  • McLeod Sadler, E. (n.d.). The Benefits of Running. Vanderbilt University. Retrieved June 3, 2014, from http://www.vanderbilt.edu/AnS/psychology/health_psychology/running.html
  • National Institutes of Health. (2014). Exercise and Physical Fitness. Retrieved June 3, 2014, from http://www.nlm.nih.gov/medlineplus/exerciseandphysicalfitness.html
  • Office on Women's Health. (2013). Physical Activity Fact Sheet. Retrieved June 3, 2014, from http://womenshealth.gov/publications/our-publications/fact-sheet/physical-activity.html
  • Washington State University. (n.d.). Cardiovascular Exercise.
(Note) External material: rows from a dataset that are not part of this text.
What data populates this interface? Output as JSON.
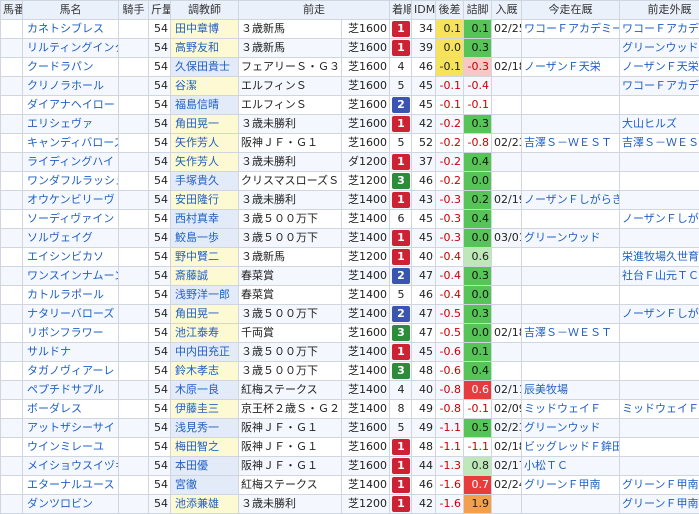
{
  "headers": {
    "umaban": "馬番",
    "name": "馬名",
    "jockey_label": "騎手",
    "weight": "斤量",
    "trainer": "調教師",
    "prev_race": "前走",
    "place": "着順",
    "idm": "IDM",
    "hc": "後差",
    "tc": "詰脚",
    "nyukyu": "入厩",
    "kyosou_in": "今走在厩",
    "kyosou_out": "前走外厩"
  },
  "rows": [
    {
      "name": "カネトシブレス",
      "weight": "54",
      "jockey": "田中章博",
      "prev_race": "３歳新馬",
      "course": "芝1600",
      "place": "1",
      "idm": "34",
      "hc": "0.1",
      "tc": "0.1",
      "date": "02/25",
      "in_stable": "ワコーＦアカデミー",
      "out_stable": "ワコーＦアカデミー"
    },
    {
      "name": "リルティングインク",
      "weight": "54",
      "jockey": "高野友和",
      "prev_race": "３歳新馬",
      "course": "芝1600",
      "place": "1",
      "idm": "39",
      "hc": "0.0",
      "tc": "0.3",
      "date": "",
      "in_stable": "",
      "out_stable": "グリーンウッド"
    },
    {
      "name": "クードラパン",
      "weight": "54",
      "jockey": "久保田貴士",
      "prev_race": "フェアリーＳ・Ｇ３",
      "course": "芝1600",
      "place": "4",
      "idm": "46",
      "hc": "-0.1",
      "tc": "-0.3",
      "date": "02/18",
      "in_stable": "ノーザンＦ天栄",
      "out_stable": "ノーザンＦ天栄"
    },
    {
      "name": "クリノラホール",
      "weight": "54",
      "jockey": "谷潔",
      "prev_race": "エルフィンＳ",
      "course": "芝1600",
      "place": "5",
      "idm": "45",
      "hc": "-0.1",
      "tc": "-0.4",
      "date": "",
      "in_stable": "",
      "out_stable": "ワコーＦアカデミー"
    },
    {
      "name": "ダイアナヘイロー",
      "weight": "54",
      "jockey": "福島信晴",
      "prev_race": "エルフィンＳ",
      "course": "芝1600",
      "place": "2",
      "idm": "45",
      "hc": "-0.1",
      "tc": "-0.1",
      "date": "",
      "in_stable": "",
      "out_stable": ""
    },
    {
      "name": "エリシェヴァ",
      "weight": "54",
      "jockey": "角田晃一",
      "prev_race": "３歳未勝利",
      "course": "芝1600",
      "place": "1",
      "idm": "42",
      "hc": "-0.2",
      "tc": "0.3",
      "date": "",
      "in_stable": "",
      "out_stable": "大山ヒルズ"
    },
    {
      "name": "キャンディバローズ",
      "weight": "54",
      "jockey": "矢作芳人",
      "prev_race": "阪神ＪＦ・Ｇ１",
      "course": "芝1600",
      "place": "5",
      "idm": "52",
      "hc": "-0.2",
      "tc": "-0.8",
      "date": "02/23",
      "in_stable": "吉澤Ｓ－ＷＥＳＴ",
      "out_stable": "吉澤Ｓ－ＷＥＳＴ"
    },
    {
      "name": "ライディングハイ",
      "weight": "54",
      "jockey": "矢作芳人",
      "prev_race": "３歳未勝利",
      "course": "ダ1200",
      "place": "1",
      "idm": "37",
      "hc": "-0.2",
      "tc": "0.4",
      "date": "",
      "in_stable": "",
      "out_stable": ""
    },
    {
      "name": "ワンダフルラッシュ",
      "weight": "54",
      "jockey": "手塚貴久",
      "prev_race": "クリスマスローズＳ",
      "course": "芝1200",
      "place": "3",
      "idm": "46",
      "hc": "-0.2",
      "tc": "0.0",
      "date": "",
      "in_stable": "",
      "out_stable": ""
    },
    {
      "name": "オウケンビリーヴ",
      "weight": "54",
      "jockey": "安田隆行",
      "prev_race": "３歳未勝利",
      "course": "芝1400",
      "place": "1",
      "idm": "43",
      "hc": "-0.3",
      "tc": "0.2",
      "date": "02/19",
      "in_stable": "ノーザンＦしがらき",
      "out_stable": ""
    },
    {
      "name": "ソーディヴァイン",
      "weight": "54",
      "jockey": "西村真幸",
      "prev_race": "３歳５００万下",
      "course": "芝1400",
      "place": "6",
      "idm": "45",
      "hc": "-0.3",
      "tc": "0.4",
      "date": "",
      "in_stable": "",
      "out_stable": "ノーザンＦしがらき"
    },
    {
      "name": "ソルヴェイグ",
      "weight": "54",
      "jockey": "鮫島一歩",
      "prev_race": "３歳５００万下",
      "course": "芝1400",
      "place": "1",
      "idm": "45",
      "hc": "-0.3",
      "tc": "0.0",
      "date": "03/01",
      "in_stable": "グリーンウッド",
      "out_stable": ""
    },
    {
      "name": "エイシンビカソ",
      "weight": "54",
      "jockey": "野中賢二",
      "prev_race": "３歳新馬",
      "course": "芝1200",
      "place": "1",
      "idm": "40",
      "hc": "-0.4",
      "tc": "0.6",
      "date": "",
      "in_stable": "",
      "out_stable": "栄進牧場久世育成Ｃ"
    },
    {
      "name": "ワンスインナムーン",
      "weight": "54",
      "jockey": "斎藤誠",
      "prev_race": "春菜賞",
      "course": "芝1400",
      "place": "2",
      "idm": "47",
      "hc": "-0.4",
      "tc": "0.3",
      "date": "",
      "in_stable": "",
      "out_stable": "社台Ｆ山元ＴＣ"
    },
    {
      "name": "カトルラポール",
      "weight": "54",
      "jockey": "浅野洋一郎",
      "prev_race": "春菜賞",
      "course": "芝1400",
      "place": "5",
      "idm": "46",
      "hc": "-0.4",
      "tc": "0.0",
      "date": "",
      "in_stable": "",
      "out_stable": ""
    },
    {
      "name": "ナタリーバローズ",
      "weight": "54",
      "jockey": "角田晃一",
      "prev_race": "３歳５００万下",
      "course": "芝1400",
      "place": "2",
      "idm": "47",
      "hc": "-0.5",
      "tc": "0.3",
      "date": "",
      "in_stable": "",
      "out_stable": "ノーザンＦしがらき"
    },
    {
      "name": "リボンフラワー",
      "weight": "54",
      "jockey": "池江泰寿",
      "prev_race": "千両賞",
      "course": "芝1600",
      "place": "3",
      "idm": "47",
      "hc": "-0.5",
      "tc": "0.0",
      "date": "02/18",
      "in_stable": "吉澤Ｓ－ＷＥＳＴ",
      "out_stable": ""
    },
    {
      "name": "サルドナ",
      "weight": "54",
      "jockey": "中内田充正",
      "prev_race": "３歳５００万下",
      "course": "芝1400",
      "place": "1",
      "idm": "45",
      "hc": "-0.6",
      "tc": "0.1",
      "date": "",
      "in_stable": "",
      "out_stable": ""
    },
    {
      "name": "タガノヴィアーレ",
      "weight": "54",
      "jockey": "鈴木孝志",
      "prev_race": "３歳５００万下",
      "course": "芝1400",
      "place": "3",
      "idm": "48",
      "hc": "-0.6",
      "tc": "0.4",
      "date": "",
      "in_stable": "",
      "out_stable": ""
    },
    {
      "name": "ペプチドサプル",
      "weight": "54",
      "jockey": "木原一良",
      "prev_race": "紅梅ステークス",
      "course": "芝1400",
      "place": "4",
      "idm": "40",
      "hc": "-0.8",
      "tc": "0.6",
      "date": "02/11",
      "in_stable": "辰美牧場",
      "out_stable": ""
    },
    {
      "name": "ボーダレス",
      "weight": "54",
      "jockey": "伊藤圭三",
      "prev_race": "京王杯２歳Ｓ・Ｇ２",
      "course": "芝1400",
      "place": "8",
      "idm": "49",
      "hc": "-0.8",
      "tc": "-0.1",
      "date": "02/09",
      "in_stable": "ミッドウェイＦ",
      "out_stable": "ミッドウェイＦ"
    },
    {
      "name": "アットザシーサイド",
      "weight": "54",
      "jockey": "浅見秀一",
      "prev_race": "阪神ＪＦ・Ｇ１",
      "course": "芝1600",
      "place": "5",
      "idm": "49",
      "hc": "-1.1",
      "tc": "0.5",
      "date": "02/23",
      "in_stable": "グリーンウッド",
      "out_stable": ""
    },
    {
      "name": "ウインミレーユ",
      "weight": "54",
      "jockey": "梅田智之",
      "prev_race": "阪神ＪＦ・Ｇ１",
      "course": "芝1600",
      "place": "1",
      "idm": "48",
      "hc": "-1.1",
      "tc": "-1.1",
      "date": "02/18",
      "in_stable": "ビッグレッドＦ鉾田",
      "out_stable": ""
    },
    {
      "name": "メイショウスイヅキ",
      "weight": "54",
      "jockey": "本田優",
      "prev_race": "阪神ＪＦ・Ｇ１",
      "course": "芝1600",
      "place": "1",
      "idm": "44",
      "hc": "-1.3",
      "tc": "0.8",
      "date": "02/17",
      "in_stable": "小松ＴＣ",
      "out_stable": ""
    },
    {
      "name": "エターナルユース",
      "weight": "54",
      "jockey": "宮徹",
      "prev_race": "紅梅ステークス",
      "course": "芝1400",
      "place": "1",
      "idm": "46",
      "hc": "-1.6",
      "tc": "0.7",
      "date": "02/24",
      "in_stable": "グリーンＦ甲南",
      "out_stable": "グリーンＦ甲南"
    },
    {
      "name": "ダンツロビン",
      "weight": "54",
      "jockey": "池添兼雄",
      "prev_race": "３歳未勝利",
      "course": "芝1200",
      "place": "1",
      "idm": "42",
      "hc": "-1.6",
      "tc": "1.9",
      "date": "",
      "in_stable": "",
      "out_stable": "グリーンＦ甲南"
    }
  ],
  "row_styles": [
    {
      "pl": "p1",
      "hc": "y",
      "tc": "g",
      "jk": "t1"
    },
    {
      "pl": "p1",
      "hc": "y",
      "tc": "g",
      "jk": "t1"
    },
    {
      "pl": "",
      "hc": "y",
      "tc": "pk",
      "jk": "t2"
    },
    {
      "pl": "",
      "hc": "neg",
      "tc": "neg",
      "jk": "t1"
    },
    {
      "pl": "p2",
      "hc": "neg",
      "tc": "neg",
      "jk": "t2"
    },
    {
      "pl": "p1",
      "hc": "neg",
      "tc": "g",
      "jk": "t1"
    },
    {
      "pl": "",
      "hc": "neg",
      "tc": "neg",
      "jk": "t1"
    },
    {
      "pl": "p1",
      "hc": "neg",
      "tc": "g",
      "jk": "t1"
    },
    {
      "pl": "p3",
      "hc": "neg",
      "tc": "g",
      "jk": "t2"
    },
    {
      "pl": "p1",
      "hc": "neg",
      "tc": "g",
      "jk": "t1"
    },
    {
      "pl": "",
      "hc": "neg",
      "tc": "g",
      "jk": "t2"
    },
    {
      "pl": "p1",
      "hc": "neg",
      "tc": "g",
      "jk": "t2"
    },
    {
      "pl": "p1",
      "hc": "neg",
      "tc": "lg",
      "jk": "t1"
    },
    {
      "pl": "p2",
      "hc": "neg",
      "tc": "g",
      "jk": "t1"
    },
    {
      "pl": "",
      "hc": "neg",
      "tc": "g",
      "jk": "t2"
    },
    {
      "pl": "p2",
      "hc": "neg",
      "tc": "g",
      "jk": "t1"
    },
    {
      "pl": "p3",
      "hc": "neg",
      "tc": "g",
      "jk": "t1"
    },
    {
      "pl": "p1",
      "hc": "neg",
      "tc": "g",
      "jk": "t2"
    },
    {
      "pl": "p3",
      "hc": "neg",
      "tc": "g",
      "jk": "t1"
    },
    {
      "pl": "",
      "hc": "neg",
      "tc": "r",
      "jk": "t2"
    },
    {
      "pl": "",
      "hc": "neg",
      "tc": "neg",
      "jk": "t1"
    },
    {
      "pl": "",
      "hc": "neg",
      "tc": "g",
      "jk": "t2"
    },
    {
      "pl": "p1",
      "hc": "neg",
      "tc": "neg",
      "jk": "t1"
    },
    {
      "pl": "p1",
      "hc": "neg",
      "tc": "lg",
      "jk": "t2"
    },
    {
      "pl": "p1",
      "hc": "neg",
      "tc": "r",
      "jk": "t2"
    },
    {
      "pl": "p1",
      "hc": "neg",
      "tc": "o",
      "jk": "t1"
    }
  ]
}
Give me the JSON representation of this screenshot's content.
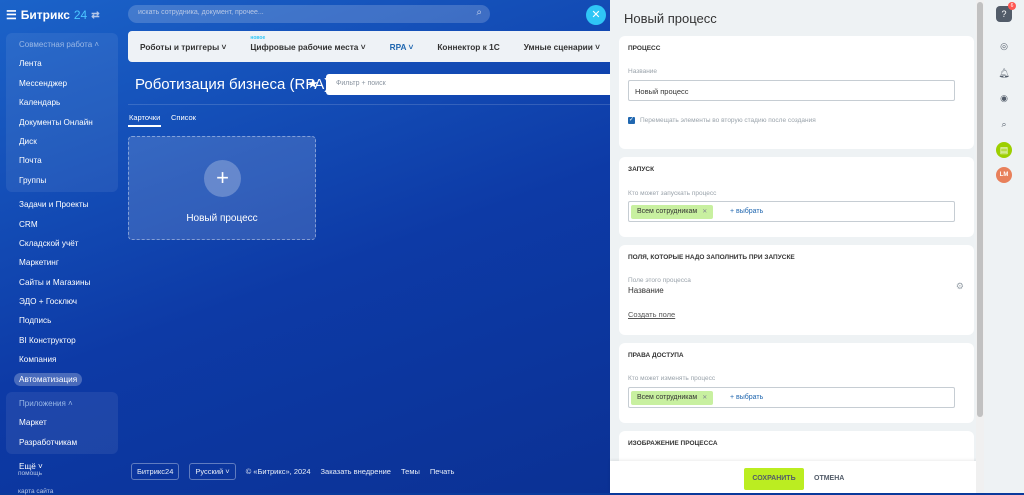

Retrieved June 3, 2014, from http://www.exercise.wsu.edu/cardio/